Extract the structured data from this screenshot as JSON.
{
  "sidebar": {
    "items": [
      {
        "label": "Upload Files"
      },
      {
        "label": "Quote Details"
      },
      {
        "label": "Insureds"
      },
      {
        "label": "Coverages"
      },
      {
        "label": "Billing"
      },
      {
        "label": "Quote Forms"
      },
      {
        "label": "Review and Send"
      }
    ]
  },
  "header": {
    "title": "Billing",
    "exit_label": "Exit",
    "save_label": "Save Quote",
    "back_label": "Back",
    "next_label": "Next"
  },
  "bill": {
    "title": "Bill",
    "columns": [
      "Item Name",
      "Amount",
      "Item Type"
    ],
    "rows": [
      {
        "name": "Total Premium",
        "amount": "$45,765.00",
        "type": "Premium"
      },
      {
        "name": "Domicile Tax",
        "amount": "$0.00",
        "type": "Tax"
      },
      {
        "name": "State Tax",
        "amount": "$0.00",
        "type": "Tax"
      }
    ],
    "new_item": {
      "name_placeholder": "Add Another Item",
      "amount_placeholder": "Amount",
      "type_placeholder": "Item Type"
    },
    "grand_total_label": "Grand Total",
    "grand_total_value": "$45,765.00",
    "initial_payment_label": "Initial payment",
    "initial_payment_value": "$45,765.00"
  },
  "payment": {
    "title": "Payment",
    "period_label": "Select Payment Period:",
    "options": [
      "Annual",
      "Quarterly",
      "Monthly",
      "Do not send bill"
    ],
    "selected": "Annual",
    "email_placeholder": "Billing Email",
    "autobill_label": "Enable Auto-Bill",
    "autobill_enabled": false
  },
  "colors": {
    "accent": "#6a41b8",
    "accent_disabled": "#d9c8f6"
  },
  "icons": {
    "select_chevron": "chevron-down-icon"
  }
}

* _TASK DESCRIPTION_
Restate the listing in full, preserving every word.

* _ANSWER TO THIS EXERCISE_
Extract the structured data from this screenshot as JSON.
{
  "sidebar": {
    "items": [
      {
        "label": "Upload Files"
      },
      {
        "label": "Quote Details"
      },
      {
        "label": "Insureds"
      },
      {
        "label": "Coverages"
      },
      {
        "label": "Billing"
      },
      {
        "label": "Quote Forms"
      },
      {
        "label": "Review and Send"
      }
    ]
  },
  "header": {
    "title": "Billing",
    "exit_label": "Exit",
    "save_label": "Save Quote",
    "back_label": "Back",
    "next_label": "Next"
  },
  "bill": {
    "title": "Bill",
    "columns": [
      "Item Name",
      "Amount",
      "Item Type"
    ],
    "rows": [
      {
        "name": "Total Premium",
        "amount": "$45,765.00",
        "type": "Premium"
      },
      {
        "name": "Domicile Tax",
        "amount": "$0.00",
        "type": "Tax"
      },
      {
        "name": "State Tax",
        "amount": "$0.00",
        "type": "Tax"
      }
    ],
    "new_item": {
      "name_placeholder": "Add Another Item",
      "amount_placeholder": "Amount",
      "type_placeholder": "Item Type"
    },
    "grand_total_label": "Grand Total",
    "grand_total_value": "$45,765.00",
    "initial_payment_label": "Initial payment",
    "initial_payment_value": "$45,765.00"
  },
  "payment": {
    "title": "Payment",
    "period_label": "Select Payment Period:",
    "options": [
      "Annual",
      "Quarterly",
      "Monthly",
      "Do not send bill"
    ],
    "selected": "Annual",
    "email_placeholder": "Billing Email",
    "autobill_label": "Enable Auto-Bill",
    "autobill_enabled": false
  },
  "colors": {
    "accent": "#6a41b8",
    "accent_disabled": "#d9c8f6"
  },
  "icons": {
    "select_chevron": "chevron-down-icon"
  }
}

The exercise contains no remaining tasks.